We have so many demands on our time that we often sacrifice sleep to fit everything in. But studies show getting quality sleep on a regular basis can benefit your heart, weight, mind and more.
Consistency is KeyStick to a sleep schedule with a consistent bedtime and wake-up time. This makes for better quality sleep and helps you feel well-rested and rejuvenated in the morning. Aim for six to eight hours of sleep per night.
Make Time for DowntimeOur bodies and minds like routine and it helps separate the day from the night. Plan for 30-60 minutes of pre-sleep time every evening.
Establish a Sleep SanctuaryCreate an optimal environment for sleep in your bedroom: dark, quiet and cool. To break the silence or drown out unwanted noise, use a fan or white noise machine. Limit screen time before bed and try charging your phone outside your bedroom.
Be Mindful of MealsLimit eating too close to bedtime and avoid caffeine, nicotine and alcohol. Opt instead for calming beverages like herbal tea and foods high in melatonin such as tart cherries, walnuts and olives.
Written by: Manoj V Waikar, MD
We have so many demands on our time that we often sacrifice sleep to fit everything in. But studies show getting quality sleep on a regular basis can benefit your heart, weight, mind and more. It’s vital to your well-being. Plus, all your hard work eating healthy and exercising can be undermined if you aren’t getting enough sleep.Watch Video
ALL SLEEP IS NOT THE SAME
Brain wave patterns show four different “stages” of sleep. A healthy sleeper moves from stages of light sleep to heavy sleep to dream sleep (rapid eye movement; REM) in cycles that last about 90 minutes.
FOCUS ON QUALITY SLEEP
Deep sleep cleans your brain of pesky chemicals called somnogens that make you feel tired. Unfortunately, many things can diminish or even eliminate deep sleep: anxiety, depression, chronic pain, alcohol, certain medications and even just age itself.
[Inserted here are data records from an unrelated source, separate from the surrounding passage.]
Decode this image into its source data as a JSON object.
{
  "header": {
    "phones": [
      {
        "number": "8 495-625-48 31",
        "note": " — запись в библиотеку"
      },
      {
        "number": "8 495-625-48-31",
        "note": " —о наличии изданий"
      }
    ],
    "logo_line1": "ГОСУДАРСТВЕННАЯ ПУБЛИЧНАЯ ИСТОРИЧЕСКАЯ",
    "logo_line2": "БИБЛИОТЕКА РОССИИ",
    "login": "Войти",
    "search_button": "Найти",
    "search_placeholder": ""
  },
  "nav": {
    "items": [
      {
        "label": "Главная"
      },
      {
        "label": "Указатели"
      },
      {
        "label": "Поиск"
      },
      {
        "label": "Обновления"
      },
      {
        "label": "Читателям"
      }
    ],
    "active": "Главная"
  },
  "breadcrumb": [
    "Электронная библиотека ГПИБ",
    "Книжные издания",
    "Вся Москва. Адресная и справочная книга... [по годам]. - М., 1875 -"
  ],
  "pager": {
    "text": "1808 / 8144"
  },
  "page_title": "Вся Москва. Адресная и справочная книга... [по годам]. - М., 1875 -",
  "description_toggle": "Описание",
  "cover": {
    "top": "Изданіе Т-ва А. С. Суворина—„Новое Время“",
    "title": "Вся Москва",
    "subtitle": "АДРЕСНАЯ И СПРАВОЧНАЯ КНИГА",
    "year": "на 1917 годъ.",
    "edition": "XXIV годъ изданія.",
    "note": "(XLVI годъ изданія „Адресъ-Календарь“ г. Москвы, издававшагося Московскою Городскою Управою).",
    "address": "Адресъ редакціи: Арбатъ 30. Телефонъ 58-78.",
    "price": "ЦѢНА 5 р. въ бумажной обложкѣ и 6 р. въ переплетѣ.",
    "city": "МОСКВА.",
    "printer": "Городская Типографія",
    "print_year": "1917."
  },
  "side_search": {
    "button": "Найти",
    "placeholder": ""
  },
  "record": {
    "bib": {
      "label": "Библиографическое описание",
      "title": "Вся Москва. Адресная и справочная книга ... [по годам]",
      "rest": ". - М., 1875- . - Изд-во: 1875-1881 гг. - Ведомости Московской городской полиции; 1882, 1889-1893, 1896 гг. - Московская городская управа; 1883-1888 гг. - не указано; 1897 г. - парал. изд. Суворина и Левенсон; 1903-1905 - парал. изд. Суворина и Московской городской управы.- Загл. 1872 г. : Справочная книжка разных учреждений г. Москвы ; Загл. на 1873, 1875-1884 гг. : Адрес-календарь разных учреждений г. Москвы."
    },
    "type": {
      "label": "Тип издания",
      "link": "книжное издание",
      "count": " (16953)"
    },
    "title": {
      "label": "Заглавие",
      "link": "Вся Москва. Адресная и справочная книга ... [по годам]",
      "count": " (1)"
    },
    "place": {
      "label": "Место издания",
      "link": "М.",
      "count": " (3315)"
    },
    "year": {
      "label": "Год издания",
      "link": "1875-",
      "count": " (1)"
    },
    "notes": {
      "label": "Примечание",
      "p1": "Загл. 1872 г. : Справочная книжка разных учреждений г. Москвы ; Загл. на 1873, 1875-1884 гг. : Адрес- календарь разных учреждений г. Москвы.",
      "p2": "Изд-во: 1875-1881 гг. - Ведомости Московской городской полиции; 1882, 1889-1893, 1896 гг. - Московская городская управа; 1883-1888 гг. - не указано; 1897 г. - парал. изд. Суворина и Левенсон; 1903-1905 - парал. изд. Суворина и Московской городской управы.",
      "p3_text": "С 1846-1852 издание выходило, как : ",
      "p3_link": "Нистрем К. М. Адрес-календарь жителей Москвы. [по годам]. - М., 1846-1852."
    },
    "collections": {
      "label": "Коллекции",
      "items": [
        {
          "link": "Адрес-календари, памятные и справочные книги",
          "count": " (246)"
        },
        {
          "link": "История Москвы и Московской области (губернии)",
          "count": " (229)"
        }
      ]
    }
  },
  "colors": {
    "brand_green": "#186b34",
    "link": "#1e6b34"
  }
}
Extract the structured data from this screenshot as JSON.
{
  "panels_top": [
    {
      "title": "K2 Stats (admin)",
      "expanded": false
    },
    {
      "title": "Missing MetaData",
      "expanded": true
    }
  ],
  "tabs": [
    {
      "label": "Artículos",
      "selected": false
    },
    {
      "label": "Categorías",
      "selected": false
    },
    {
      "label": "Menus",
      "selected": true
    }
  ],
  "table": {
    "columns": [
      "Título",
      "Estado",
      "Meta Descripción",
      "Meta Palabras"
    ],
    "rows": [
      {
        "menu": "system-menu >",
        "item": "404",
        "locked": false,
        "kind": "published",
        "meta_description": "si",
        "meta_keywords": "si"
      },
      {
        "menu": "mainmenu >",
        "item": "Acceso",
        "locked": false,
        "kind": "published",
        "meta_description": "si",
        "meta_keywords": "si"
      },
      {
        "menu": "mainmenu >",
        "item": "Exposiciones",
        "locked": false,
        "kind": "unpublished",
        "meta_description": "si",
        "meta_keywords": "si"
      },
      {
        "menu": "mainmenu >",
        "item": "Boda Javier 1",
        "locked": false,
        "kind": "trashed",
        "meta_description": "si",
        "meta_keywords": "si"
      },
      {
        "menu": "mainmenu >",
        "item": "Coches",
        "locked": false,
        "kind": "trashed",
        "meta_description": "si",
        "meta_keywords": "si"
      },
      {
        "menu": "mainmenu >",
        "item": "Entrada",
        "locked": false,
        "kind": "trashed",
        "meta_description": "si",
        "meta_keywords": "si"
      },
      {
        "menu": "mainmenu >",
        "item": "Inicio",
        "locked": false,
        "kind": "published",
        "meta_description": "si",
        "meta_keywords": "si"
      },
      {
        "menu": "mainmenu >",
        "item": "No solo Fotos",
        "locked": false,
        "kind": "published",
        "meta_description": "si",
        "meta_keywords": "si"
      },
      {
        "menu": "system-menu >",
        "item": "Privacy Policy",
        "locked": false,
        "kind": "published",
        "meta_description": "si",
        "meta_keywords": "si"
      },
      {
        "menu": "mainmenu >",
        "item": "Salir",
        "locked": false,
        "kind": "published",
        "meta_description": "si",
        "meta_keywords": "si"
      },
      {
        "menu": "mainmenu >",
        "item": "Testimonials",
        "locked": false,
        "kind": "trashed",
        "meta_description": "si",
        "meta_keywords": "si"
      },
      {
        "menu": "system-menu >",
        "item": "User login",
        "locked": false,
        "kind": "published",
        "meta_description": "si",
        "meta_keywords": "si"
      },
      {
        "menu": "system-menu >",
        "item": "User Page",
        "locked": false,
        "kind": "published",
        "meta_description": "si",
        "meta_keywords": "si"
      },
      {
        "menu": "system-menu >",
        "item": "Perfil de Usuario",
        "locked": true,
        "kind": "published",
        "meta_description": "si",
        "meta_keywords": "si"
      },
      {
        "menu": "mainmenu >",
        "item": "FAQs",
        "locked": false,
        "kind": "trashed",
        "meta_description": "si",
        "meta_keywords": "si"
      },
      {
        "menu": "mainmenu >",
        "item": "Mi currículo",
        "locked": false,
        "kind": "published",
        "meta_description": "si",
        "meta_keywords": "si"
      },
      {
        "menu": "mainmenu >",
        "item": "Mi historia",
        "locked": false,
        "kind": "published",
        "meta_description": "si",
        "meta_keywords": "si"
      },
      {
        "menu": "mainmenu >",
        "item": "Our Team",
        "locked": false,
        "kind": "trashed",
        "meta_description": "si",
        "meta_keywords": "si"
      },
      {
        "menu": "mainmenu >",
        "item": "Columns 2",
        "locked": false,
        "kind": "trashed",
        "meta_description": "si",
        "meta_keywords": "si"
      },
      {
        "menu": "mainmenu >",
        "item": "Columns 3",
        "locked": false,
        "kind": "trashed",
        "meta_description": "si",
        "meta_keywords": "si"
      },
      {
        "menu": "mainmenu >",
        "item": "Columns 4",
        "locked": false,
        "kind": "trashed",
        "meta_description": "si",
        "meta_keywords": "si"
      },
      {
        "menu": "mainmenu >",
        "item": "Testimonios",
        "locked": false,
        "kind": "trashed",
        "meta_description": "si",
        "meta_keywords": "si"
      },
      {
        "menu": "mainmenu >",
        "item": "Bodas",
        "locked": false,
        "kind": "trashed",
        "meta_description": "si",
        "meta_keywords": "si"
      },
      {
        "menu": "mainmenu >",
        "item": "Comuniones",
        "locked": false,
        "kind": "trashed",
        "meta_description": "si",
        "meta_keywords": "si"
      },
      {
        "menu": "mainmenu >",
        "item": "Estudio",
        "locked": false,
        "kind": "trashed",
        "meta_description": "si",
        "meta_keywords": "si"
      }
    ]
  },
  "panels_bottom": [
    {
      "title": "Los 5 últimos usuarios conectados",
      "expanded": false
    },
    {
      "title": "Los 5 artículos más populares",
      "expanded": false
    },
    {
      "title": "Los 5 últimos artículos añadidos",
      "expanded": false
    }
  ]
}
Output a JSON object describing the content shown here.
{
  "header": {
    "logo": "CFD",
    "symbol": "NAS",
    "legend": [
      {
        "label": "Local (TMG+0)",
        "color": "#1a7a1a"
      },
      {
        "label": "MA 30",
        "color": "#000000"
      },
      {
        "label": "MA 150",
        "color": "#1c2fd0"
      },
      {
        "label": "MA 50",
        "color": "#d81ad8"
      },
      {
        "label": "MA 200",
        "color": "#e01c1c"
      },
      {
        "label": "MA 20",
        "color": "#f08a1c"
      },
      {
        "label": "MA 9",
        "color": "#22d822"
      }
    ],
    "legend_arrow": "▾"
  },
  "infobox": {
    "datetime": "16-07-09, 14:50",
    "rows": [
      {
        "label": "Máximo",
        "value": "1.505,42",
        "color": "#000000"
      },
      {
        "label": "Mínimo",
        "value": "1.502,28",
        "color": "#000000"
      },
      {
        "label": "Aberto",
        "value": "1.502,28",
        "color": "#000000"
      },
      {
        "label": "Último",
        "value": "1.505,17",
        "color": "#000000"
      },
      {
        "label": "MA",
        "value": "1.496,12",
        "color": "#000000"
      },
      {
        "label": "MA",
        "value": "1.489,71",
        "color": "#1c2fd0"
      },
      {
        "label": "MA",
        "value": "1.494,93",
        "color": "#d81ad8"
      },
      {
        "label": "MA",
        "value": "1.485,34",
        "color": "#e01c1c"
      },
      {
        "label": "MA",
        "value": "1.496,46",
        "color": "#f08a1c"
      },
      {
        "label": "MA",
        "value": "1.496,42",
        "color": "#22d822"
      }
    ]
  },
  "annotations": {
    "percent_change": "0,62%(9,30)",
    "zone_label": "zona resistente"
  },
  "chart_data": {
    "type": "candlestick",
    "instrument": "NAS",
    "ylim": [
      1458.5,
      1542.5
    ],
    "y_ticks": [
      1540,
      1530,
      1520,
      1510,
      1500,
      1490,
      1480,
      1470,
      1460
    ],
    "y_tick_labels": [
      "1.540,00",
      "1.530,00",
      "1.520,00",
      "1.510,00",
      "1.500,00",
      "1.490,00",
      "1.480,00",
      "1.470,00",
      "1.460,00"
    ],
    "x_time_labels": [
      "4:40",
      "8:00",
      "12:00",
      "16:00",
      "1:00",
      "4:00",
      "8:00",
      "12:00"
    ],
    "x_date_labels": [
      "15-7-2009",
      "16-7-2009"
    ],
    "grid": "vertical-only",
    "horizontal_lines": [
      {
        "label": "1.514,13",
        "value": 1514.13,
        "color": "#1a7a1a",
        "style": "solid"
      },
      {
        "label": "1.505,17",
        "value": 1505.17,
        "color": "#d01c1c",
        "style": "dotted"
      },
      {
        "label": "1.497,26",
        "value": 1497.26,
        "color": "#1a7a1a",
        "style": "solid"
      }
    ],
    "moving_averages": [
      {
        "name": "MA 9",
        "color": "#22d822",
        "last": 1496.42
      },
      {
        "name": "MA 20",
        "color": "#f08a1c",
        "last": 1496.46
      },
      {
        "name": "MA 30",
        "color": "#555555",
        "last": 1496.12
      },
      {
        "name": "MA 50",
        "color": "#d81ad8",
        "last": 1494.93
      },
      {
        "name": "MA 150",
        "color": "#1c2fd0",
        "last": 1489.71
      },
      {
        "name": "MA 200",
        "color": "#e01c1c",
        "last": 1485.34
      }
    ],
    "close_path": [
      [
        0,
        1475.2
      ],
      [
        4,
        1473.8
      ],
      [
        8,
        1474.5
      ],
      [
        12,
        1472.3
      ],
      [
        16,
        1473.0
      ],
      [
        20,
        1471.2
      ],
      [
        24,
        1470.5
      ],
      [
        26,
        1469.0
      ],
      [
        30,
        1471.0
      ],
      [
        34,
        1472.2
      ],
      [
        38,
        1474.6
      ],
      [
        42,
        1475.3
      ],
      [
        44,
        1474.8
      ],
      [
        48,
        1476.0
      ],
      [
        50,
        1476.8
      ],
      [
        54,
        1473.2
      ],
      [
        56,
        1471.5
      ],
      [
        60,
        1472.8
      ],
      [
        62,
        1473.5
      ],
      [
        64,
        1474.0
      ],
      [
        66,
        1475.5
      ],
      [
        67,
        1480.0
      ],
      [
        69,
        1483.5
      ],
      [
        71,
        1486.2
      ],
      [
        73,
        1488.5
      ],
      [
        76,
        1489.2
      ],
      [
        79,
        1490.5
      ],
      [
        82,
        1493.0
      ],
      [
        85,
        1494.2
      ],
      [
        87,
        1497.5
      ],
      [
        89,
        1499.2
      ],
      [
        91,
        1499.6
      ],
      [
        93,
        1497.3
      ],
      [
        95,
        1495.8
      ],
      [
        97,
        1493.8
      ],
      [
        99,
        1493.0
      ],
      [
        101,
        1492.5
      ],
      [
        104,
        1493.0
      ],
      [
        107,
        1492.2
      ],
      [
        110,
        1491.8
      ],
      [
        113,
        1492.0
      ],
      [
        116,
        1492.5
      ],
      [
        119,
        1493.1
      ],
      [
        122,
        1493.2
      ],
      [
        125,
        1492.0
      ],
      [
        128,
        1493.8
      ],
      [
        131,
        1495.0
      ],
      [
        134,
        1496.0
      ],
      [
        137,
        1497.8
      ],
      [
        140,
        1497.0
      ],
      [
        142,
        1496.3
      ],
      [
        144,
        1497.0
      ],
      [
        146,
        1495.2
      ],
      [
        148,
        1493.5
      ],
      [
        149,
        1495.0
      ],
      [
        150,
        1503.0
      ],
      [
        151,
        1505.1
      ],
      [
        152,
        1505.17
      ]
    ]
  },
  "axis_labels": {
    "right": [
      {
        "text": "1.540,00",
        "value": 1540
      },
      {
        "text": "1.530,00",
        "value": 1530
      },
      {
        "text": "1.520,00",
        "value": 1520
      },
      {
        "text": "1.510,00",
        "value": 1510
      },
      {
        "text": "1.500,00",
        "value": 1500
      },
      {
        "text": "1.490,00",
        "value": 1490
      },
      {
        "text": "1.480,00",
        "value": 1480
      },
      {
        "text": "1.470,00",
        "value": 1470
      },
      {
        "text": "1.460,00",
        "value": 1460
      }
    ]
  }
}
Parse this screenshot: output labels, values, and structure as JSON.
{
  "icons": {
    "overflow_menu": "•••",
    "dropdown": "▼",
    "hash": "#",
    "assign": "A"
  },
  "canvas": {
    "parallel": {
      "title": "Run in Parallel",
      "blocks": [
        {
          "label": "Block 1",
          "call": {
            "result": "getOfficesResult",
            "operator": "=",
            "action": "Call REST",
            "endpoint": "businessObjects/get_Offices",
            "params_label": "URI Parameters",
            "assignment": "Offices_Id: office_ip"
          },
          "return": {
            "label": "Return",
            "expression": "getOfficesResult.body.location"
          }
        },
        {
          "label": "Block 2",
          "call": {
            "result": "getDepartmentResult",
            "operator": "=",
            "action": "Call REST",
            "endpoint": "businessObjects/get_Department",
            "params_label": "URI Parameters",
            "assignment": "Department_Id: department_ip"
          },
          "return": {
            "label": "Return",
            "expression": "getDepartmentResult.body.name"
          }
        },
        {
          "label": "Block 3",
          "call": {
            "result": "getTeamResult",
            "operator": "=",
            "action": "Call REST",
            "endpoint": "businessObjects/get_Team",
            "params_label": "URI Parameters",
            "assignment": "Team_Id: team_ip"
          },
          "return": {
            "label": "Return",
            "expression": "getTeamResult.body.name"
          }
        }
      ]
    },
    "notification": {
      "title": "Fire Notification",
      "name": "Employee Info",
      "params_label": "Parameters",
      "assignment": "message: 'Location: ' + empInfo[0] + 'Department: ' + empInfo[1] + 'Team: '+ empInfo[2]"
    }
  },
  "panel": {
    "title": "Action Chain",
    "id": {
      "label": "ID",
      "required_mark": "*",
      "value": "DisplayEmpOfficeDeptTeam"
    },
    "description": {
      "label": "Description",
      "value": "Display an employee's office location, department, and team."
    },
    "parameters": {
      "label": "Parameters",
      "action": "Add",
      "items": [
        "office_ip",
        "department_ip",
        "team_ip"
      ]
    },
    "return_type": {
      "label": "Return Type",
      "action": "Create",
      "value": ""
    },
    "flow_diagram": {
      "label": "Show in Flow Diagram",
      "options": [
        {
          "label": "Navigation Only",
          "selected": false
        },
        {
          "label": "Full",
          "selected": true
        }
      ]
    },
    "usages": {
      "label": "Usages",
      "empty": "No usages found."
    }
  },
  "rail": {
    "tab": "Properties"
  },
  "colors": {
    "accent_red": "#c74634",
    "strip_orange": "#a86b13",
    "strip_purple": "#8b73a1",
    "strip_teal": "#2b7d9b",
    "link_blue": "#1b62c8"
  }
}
Do what you can to keep your deep sleep.
SKIP THE BLUE LIGHT SPECIAL
In today’s device-dominated world any conversation about sleep hygiene must address the impact of screens. Our brains are wired to initiate sleep when blue light fades from the sky. Use night mode or filtering apps for phones at least an hour before bedtime.
A NIGHTCAP CAN BE A NIGHTMARE
Sleep and alcohol don’t mix. The “sleep” you get while alcohol is in your system is not restorative sleep. I tell my patients who drink to try to have no alcohol in their system for at least one hour before sleeping.
SHIVER YOUR WAY TO GOOD SLEEP
I know the thermostat can be a point of contention, but in the bedroom there’s some evidence to consider. People tend to sleep better when the ambient temperature is lower. Give it a try. The cooler, the better.
DON'T MISS OUT ON YOUR DREAMS
Normally our sleep cycles show more deep sleep early in the night and more REM sleep toward morning. Deep sleep restores the body while REM sleep recharges the mind. Waking up too early day after day leaves you less sharp mentally and with fewer dreams.
TRUE OR FALSE?
Adults need less sleep as they age. FALSE. Adults’ sleep requirements don’t really change. But sleep efficiency declines with age. Adults get 30 minutes less sleep per night per decade after age 30. So as we age we should actually spend more time in bed to get the same amount of sleep.
SLEEP YOUR WEIGHT DOWN
When you don’t get enough high-quality sleep the appetite-stimulating hormone ghrelin increases and the appetite curbing hormone leptin decreases. Sleep deprivation can also increase cortisol levels, which can hamper your efforts to lose abdominal fat.
WHEN IN DOUBT, CHECK IT OUT
Sleep dysfunction is finally being recognized as a major obstacle to wellness. Many common sleep issues can be addressed easily. Don’t let poor sleep undermine your weight loss or wellness goals. Sleep well to live well.
Snoring is not normal. All too often snoring is associated with conditions like sleep apnea that prevent healthy sleep. Additional factors that can interfere with proper air movement while you sleep include congestion from alcohol, seasonal allergies, smoking and air temperature.